Malnourished Toddler Of Vegan Parents Had No Teeth, Looked 'Terrified'
A young girl who was malnourished by her extreme vegan parents is now -- remarkably -- considered “obese” because of the stunted way her body has grown, a Sydney court has heard.
The child, now aged two-and-a-half, was removed from her parents’ care in March 2018, after being taken to the Sydney Children’s Hospital suffering a seizure.
Doctors found her to be extremely malnourished, with rickets, fragile bones and deficiencies in vitamin A, iron, zinc, calcium, and B12. Her levels of vitamin D were almost undetectable.
In a victim’s impact statement read to the District Court, the little girl’s temporary foster carer described her shock when meeting the child in hospital for the first time.
“She looked like a three-month-old baby,” the statement said.
The carer said the girl had no teeth, was being fed through a tube in her nose, and must have been “terrified” with tubes coming out of her body.
The youngster had been kept on a strict diet since birth by her vegan parents, which included items such as oats and rice milk, and no meat or dairy.

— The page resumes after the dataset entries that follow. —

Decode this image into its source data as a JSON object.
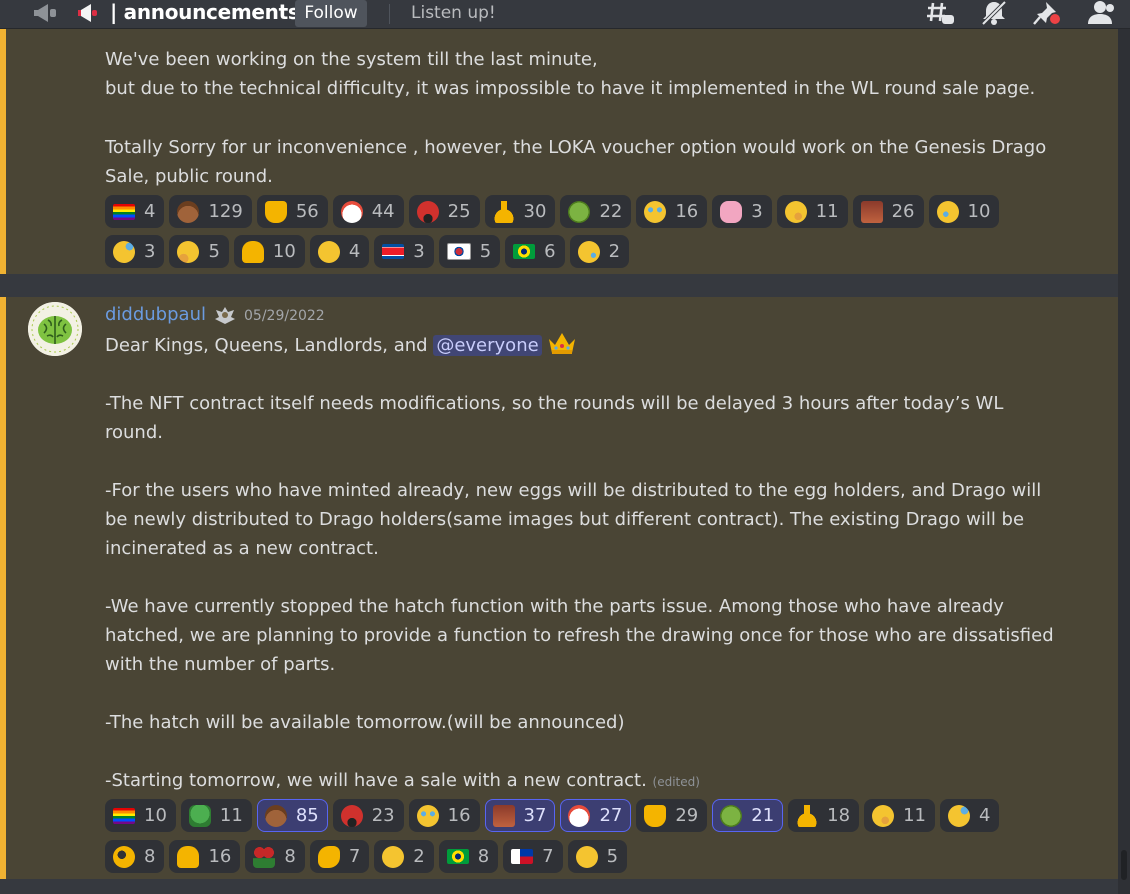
{
  "header": {
    "channel_name": "| announcements",
    "follow_label": "Follow",
    "topic": "Listen up!",
    "icons": [
      "threads-icon",
      "mute-bell-icon",
      "pin-icon",
      "members-icon"
    ]
  },
  "messages": [
    {
      "paragraphs": [
        "We've been working on the system till the last minute,\nbut due to the technical difficulty, it was impossible to have it implemented in the WL round sale page.",
        "Totally Sorry for ur inconvenience , however, the LOKA voucher option would work on the Genesis Drago Sale, public round."
      ],
      "reactions_row1": [
        {
          "emoji": "rainbow-flag",
          "count": "4"
        },
        {
          "emoji": "poop",
          "count": "129"
        },
        {
          "emoji": "thumbs-down",
          "count": "56"
        },
        {
          "emoji": "clown",
          "count": "44"
        },
        {
          "emoji": "angry-swearing",
          "count": "25"
        },
        {
          "emoji": "middle-finger",
          "count": "30"
        },
        {
          "emoji": "nauseated",
          "count": "22"
        },
        {
          "emoji": "joy",
          "count": "16"
        },
        {
          "emoji": "ghost-face",
          "count": "3"
        },
        {
          "emoji": "shushing",
          "count": "11"
        },
        {
          "emoji": "custom-face",
          "count": "26"
        },
        {
          "emoji": "rofl",
          "count": "10"
        }
      ],
      "reactions_row2": [
        {
          "emoji": "sad-sweat",
          "count": "3"
        },
        {
          "emoji": "thinking",
          "count": "5"
        },
        {
          "emoji": "thumbs-up",
          "count": "10"
        },
        {
          "emoji": "upside-down",
          "count": "4"
        },
        {
          "emoji": "flag-north-korea",
          "count": "3"
        },
        {
          "emoji": "flag-south-korea",
          "count": "5"
        },
        {
          "emoji": "flag-brazil",
          "count": "6"
        },
        {
          "emoji": "smiling-tear",
          "count": "2"
        }
      ]
    },
    {
      "author": "diddubpaul",
      "timestamp": "05/29/2022",
      "greeting_prefix": "Dear Kings, Queens, Landlords, and ",
      "mention": "@everyone",
      "paragraphs": [
        "-The NFT contract itself needs modifications, so the rounds will be delayed 3 hours after today’s WL round.",
        "-For the users who have minted already, new eggs will be distributed to the egg holders, and Drago will be newly distributed to Drago holders(same images but different contract). The existing Drago will be incinerated as a new contract.",
        "-We have currently stopped the hatch function with the parts issue. Among those who have already hatched, we are planning to provide a function to refresh the drawing once for those who are dissatisfied with the number of parts.",
        "-The hatch will be available tomorrow.(will be announced)",
        "-Starting tomorrow, we will have a sale with a new contract."
      ],
      "edited_label": "(edited)",
      "reactions_row1": [
        {
          "emoji": "rainbow-flag",
          "count": "10",
          "me": false
        },
        {
          "emoji": "pepe",
          "count": "11",
          "me": false
        },
        {
          "emoji": "poop",
          "count": "85",
          "me": true
        },
        {
          "emoji": "angry-swearing",
          "count": "23",
          "me": false
        },
        {
          "emoji": "joy",
          "count": "16",
          "me": false
        },
        {
          "emoji": "custom-face",
          "count": "37",
          "me": true
        },
        {
          "emoji": "clown",
          "count": "27",
          "me": true
        },
        {
          "emoji": "thumbs-down",
          "count": "29",
          "me": false
        },
        {
          "emoji": "nauseated",
          "count": "21",
          "me": true
        },
        {
          "emoji": "middle-finger",
          "count": "18",
          "me": false
        },
        {
          "emoji": "shushing",
          "count": "11",
          "me": false
        },
        {
          "emoji": "sad-sweat",
          "count": "4",
          "me": false
        }
      ],
      "reactions_row2": [
        {
          "emoji": "ok-hand",
          "count": "8",
          "me": false
        },
        {
          "emoji": "thumbs-up",
          "count": "16",
          "me": false
        },
        {
          "emoji": "rose-bouquet",
          "count": "8",
          "me": false
        },
        {
          "emoji": "clap",
          "count": "7",
          "me": false
        },
        {
          "emoji": "pensive",
          "count": "2",
          "me": false
        },
        {
          "emoji": "flag-brazil",
          "count": "8",
          "me": false
        },
        {
          "emoji": "flag-philippines",
          "count": "7",
          "me": false
        },
        {
          "emoji": "confused",
          "count": "5",
          "me": false
        }
      ]
    }
  ]
}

Her bones were so weak, they could break from what specialists described as “normal handling”.
In December, her parents — both aged in their early thirties — pleaded guilty to a charge of failing to provide for a child, causing serious injury.
The District Court also heard on Thursday that the parents did not officially register the girl’s birth, did not immunise her, did not list her on a Medicare card, or even name her for two weeks after she was born.
The carer’s statement was read to the court as part of sentencing proceedings.
She said the girl was “defenceless and unable to protect herself” from her parents' criminality.
She said while other children the same age were able to run around, this girl “couldn’t sit up, couldn’t speak any words [and] couldn’t hold her bottle.”
She said while the girl is now two-and-a-half, she is still only the height of a standard one-year-old, and while she can now walk, communicate using gestures and speak about 20 words, “It has not come easy”.
“It has taken hours of persistence and hard work from (the child)...” the carer said.
The child's height and weight are still not in proportion, because while she now eats a normal amount of food, she has not grown to an appropriate height, and is now classified as “obese”.
“It’s like her body is storing calories, in case she needs them in the future,” the carer said.
She also told the court she remains worried about the physical consequences for the child’s future.
“People ask her age, and are shocked," she said.
“She stands out as different.”
The girl now lives with a relative in Queensland, along with her two older brothers.
The Crown also called upon evidence from psychiatrist Dr Yvonne Skinner, who had interviewed the mother.
Skinner said in her opinion the mother was not suffering from post-natal depression, as she had expressed great enjoyment when the child was born, formed loving relationships with her children, had regular appointments to get her eye-lashes done, and had gone to great lengths to research appropriate schools for her oldest son.
The mother dabbed at her face using a tissue while the carer’s statement was read.
She and the father -- who had previously walked into court hand in hand -- sat well apart from each other in court and did not speak to one another.
Judge Sarah Huggett is expected to sentence the pair at a future date.